|Pollutant exposure in green and hawksbill marine turtles from the Caribbean region|Dyc, C.; Covaci, A.; Debier, C.; Leroy, C.; Delcroix, E.; Thomé, J.-P.; Das, K. (2015). Pollutant exposure in green and hawksbill marine turtles from the Caribbean region. Regional Studies in Marine Science 2: 158-170. hdl.handle.net/10.1016/j.rsma.2015.09.004
In: Regional Studies in Marine Science. Elsevier: Amsterdam. ISSN 2352-4855, meer
Chelonia mydas (Linnaeus, 1758) [WoRMS]; Eretmochelys imbricata (Linnaeus, 1766) [WoRMS]
|Auteurs|| || Top |
- Dyc, C.
- Covaci, A.
- Debier, C.
- Leroy, C.
- Delcroix, E.
- Thomé, J.-P.
- Das, K.

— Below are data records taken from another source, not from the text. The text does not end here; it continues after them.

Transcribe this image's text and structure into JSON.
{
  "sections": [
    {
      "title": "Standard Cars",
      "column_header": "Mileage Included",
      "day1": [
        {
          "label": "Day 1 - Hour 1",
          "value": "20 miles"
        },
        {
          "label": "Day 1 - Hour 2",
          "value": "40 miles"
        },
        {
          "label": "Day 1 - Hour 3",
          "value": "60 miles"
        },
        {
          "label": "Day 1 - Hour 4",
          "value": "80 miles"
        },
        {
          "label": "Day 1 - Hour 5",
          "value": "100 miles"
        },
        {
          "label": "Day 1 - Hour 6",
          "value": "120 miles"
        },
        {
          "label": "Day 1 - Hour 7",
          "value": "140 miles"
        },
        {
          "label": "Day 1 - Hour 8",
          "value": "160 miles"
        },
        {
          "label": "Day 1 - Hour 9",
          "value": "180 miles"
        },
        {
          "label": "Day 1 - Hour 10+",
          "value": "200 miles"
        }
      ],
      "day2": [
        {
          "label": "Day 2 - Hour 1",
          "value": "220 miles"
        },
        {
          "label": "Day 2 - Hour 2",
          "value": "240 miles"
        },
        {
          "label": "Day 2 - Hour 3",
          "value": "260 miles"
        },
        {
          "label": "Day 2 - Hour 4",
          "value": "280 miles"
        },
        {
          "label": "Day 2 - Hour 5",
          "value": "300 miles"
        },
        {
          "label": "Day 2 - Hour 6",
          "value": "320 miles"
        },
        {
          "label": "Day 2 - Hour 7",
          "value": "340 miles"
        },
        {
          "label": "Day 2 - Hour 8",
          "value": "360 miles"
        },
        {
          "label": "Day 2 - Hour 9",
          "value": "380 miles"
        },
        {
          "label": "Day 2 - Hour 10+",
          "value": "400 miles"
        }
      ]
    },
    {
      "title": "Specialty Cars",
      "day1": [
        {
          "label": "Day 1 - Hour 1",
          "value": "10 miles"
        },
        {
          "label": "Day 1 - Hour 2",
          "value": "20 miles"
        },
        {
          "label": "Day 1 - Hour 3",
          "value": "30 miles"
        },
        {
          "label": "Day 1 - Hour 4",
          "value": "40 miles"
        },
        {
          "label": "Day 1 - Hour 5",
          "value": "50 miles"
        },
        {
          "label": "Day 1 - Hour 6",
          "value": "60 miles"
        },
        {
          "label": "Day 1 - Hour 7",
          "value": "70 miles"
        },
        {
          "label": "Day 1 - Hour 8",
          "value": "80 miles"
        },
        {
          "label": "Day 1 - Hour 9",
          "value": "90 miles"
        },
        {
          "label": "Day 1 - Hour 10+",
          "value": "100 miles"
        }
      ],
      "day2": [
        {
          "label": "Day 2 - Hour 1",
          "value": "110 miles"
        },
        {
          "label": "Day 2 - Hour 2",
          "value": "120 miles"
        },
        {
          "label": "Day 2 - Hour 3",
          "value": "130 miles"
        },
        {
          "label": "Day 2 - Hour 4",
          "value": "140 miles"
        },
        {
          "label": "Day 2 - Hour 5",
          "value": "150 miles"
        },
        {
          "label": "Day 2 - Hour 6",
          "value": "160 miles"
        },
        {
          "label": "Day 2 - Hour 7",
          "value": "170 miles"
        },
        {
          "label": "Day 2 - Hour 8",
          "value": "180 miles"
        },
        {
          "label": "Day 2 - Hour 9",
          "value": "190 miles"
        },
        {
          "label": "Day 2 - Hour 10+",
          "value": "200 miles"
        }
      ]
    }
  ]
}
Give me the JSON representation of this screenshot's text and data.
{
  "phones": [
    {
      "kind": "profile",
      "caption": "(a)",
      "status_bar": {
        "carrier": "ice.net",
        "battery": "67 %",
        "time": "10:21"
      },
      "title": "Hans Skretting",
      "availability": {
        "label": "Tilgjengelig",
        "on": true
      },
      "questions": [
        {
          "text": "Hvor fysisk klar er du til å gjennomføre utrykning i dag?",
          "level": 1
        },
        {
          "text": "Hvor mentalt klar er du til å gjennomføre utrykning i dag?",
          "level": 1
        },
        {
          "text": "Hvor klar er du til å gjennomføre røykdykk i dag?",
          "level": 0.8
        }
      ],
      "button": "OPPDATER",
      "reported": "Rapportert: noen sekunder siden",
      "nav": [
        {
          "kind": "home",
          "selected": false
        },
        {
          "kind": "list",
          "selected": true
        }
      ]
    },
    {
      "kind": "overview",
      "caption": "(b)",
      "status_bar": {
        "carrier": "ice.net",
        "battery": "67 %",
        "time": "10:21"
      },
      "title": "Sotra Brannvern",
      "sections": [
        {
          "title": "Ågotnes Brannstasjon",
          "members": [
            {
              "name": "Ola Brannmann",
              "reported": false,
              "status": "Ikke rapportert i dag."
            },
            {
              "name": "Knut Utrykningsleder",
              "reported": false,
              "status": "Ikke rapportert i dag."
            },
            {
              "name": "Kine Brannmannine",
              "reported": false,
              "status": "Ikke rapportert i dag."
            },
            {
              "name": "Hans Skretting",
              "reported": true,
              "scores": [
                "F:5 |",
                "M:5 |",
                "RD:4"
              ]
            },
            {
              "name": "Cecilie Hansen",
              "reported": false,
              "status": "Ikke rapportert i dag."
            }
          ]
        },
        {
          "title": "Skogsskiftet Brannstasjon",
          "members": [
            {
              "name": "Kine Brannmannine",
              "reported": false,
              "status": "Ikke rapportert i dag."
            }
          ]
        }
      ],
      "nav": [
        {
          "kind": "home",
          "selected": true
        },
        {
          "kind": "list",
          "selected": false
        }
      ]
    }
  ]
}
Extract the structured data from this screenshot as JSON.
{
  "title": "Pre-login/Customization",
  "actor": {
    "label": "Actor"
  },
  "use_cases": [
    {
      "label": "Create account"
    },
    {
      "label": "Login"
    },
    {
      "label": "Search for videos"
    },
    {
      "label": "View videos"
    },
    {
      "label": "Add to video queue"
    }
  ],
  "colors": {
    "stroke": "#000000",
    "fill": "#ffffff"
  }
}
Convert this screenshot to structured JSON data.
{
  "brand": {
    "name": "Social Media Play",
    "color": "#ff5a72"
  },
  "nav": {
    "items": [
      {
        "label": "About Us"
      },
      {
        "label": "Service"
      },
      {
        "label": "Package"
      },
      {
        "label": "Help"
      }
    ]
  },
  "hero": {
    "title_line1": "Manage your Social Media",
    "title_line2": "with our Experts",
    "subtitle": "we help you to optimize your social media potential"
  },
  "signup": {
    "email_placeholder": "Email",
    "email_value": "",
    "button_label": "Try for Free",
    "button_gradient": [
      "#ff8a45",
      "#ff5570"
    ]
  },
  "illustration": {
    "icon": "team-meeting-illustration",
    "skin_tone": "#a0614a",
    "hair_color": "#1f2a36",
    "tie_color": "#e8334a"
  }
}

Despite their common occurrence in Guadeloupe, little is known about levels and effects of pollutants in free-ranging green (Chelonia mydas) and hawksbill (Eretmochelys imbricata) turtles. The aims of this study were (1) to evaluate levels of persistent organic pollutants and trace elements in Guadeloupian marine turtles, (2) to assess the risk for turtle embryo facing chemical exposure. Eggs and dermis were collected from 11 green and 4 hawksbill turtles and analysed for inorganic and organic pollutants. Chemical risks were evaluated for turtle embryos through a screening risk assessment (SRA).s PCBs and chlordecone were the main contaminant groups in green and hawksbill turtles. Contaminant levels were lower in the tissues of the Guadeloupean turtles compared to other geographic locations. p,p'-DDE, selenium, mercury and cadmium could affect the marine turtle embryos. This study is the first to provide levels of pollutants in marine turtles from Guadeloupe.